As the sole organisation representing all of South Africa’s municipalities, SALGA has the immense task of co-ordinating a number of their members’ activities, including communication. And as South Africa grows in the social media space, SALGA must respond with current and relevant solutions not only to reach its members, but also to assist the general public in communicating effectively with their local municipalities and their public representatives.
Enhancing the Reputation of SALGA and Local Government through Social Media
SALGA recently launched new social media platforms, and revived existing ones with huge success. Communications Manager at the national office Tahir Sema says the social media platforms are aimed at enhancing the image of the organisation in the general public, as well as affording SALGA the opportunity to inform, educate and participate in topical issues that are affecting the local government sector.
Sema explains that the use of social media sites results in a much deeper penetration into the collective conscience of society. As such, SALGA has established a vibrant presence on the following platforms:
- Facebook is a popular, free social-networking website that allows registered users to create profiles, upload photos and videos, send messages, and keep in touch with friends, family and colleagues. It’s estimated that there are around 11.8 million South African Facebook accounts, and SALGA has about 11 000 Facebook fans already, who are kept informed about the organisation and the municipal sector on a daily basis.
- Twitter is an online social-networking service that enables users to send and read 140-character messages called ‘tweets’. SALGA has about 1 380 Twitter followers, who not only receive hourly updates from SALGA, but also use the platform to robustly engage SALGA on key issues, including the delivery of basic services. Twitter is growing fast in South Africa, with about 6.6 million users.
- YouTube allows billions of people to discover, watch and share original videos. YouTube provides a forum for people to connect, inform, and inspire others across the globe, and acts as a distribution platform for original content creators and advertisers. SALGA’s YouTube account has 10 professional videos, which revolve around SALGA and its projects, with about 143 views. There’s certainly room for improvement on this particular platform, especially once broadband internet becomes more accessible in South Africa.
- Flickr and Instagram are popular photo-sharing and hosting services, with advanced and powerful features. Both sites support an active and engaged community, where people share and explore each other’s photos. SALGA recently uploaded dozens of photos onto its Flickr site, which are available to view and download in high resolution for publishing purposes. Work has also begun on an Instagram account, which will be more accessible to the public, especially the youth.
‘Social media platforms such as Twitter and Facebook are the best new communication tools to come out in years,’ Sema says. ‘These platforms are true two-way communication tools, allowing people to engage directly with the organisation, the sector and its services. It is a great way to influence people and behaviours, keeping people updated in an up-to-the-minute way. These platforms also give us quick and direct access to “influencers” and the press.’
Sema believes that social media is one of the easiest ways to find out quickly what’s going on in the world – from international news to what’s going on locally.
More importantly, though, is the increasing number of hashtag #localgov messages about the sector from the public and public sector employees, who are now using the hashtag to share learning experiences, connect with each other, and exchange knowledge around improving the public sector.

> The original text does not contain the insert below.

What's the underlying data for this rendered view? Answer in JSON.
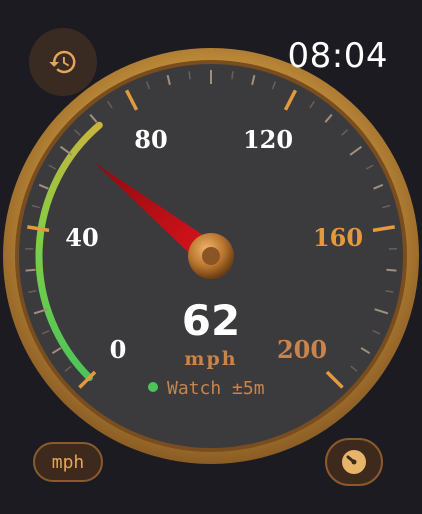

SALGA knows the power of social media platforms in society as a great space to share information, links and views. It is also a simple and effective signposting network for people in local government to use. According to Sema, local government can learn a lot from the non-hierarchical nature of social media platforms, as destructive hierarchies are one of the sector’s least attractive features.
The City of Cape Town and the City of Johannesburg have the most popular and active Twitter accounts in the local government sphere. The former often has its followers in stitches by dispensing useful information, advice and responses in a harmless but humorous manner. It is indeed more active than many corporate accounts, acting as a mini call centre for Johannesburg residents, with more than 82 000 tweets so far.
In the near future, SALGA will be investing more time and effort into these platforms to ensure the organisation reclaims its rightful place as the voice of local government in South Africa.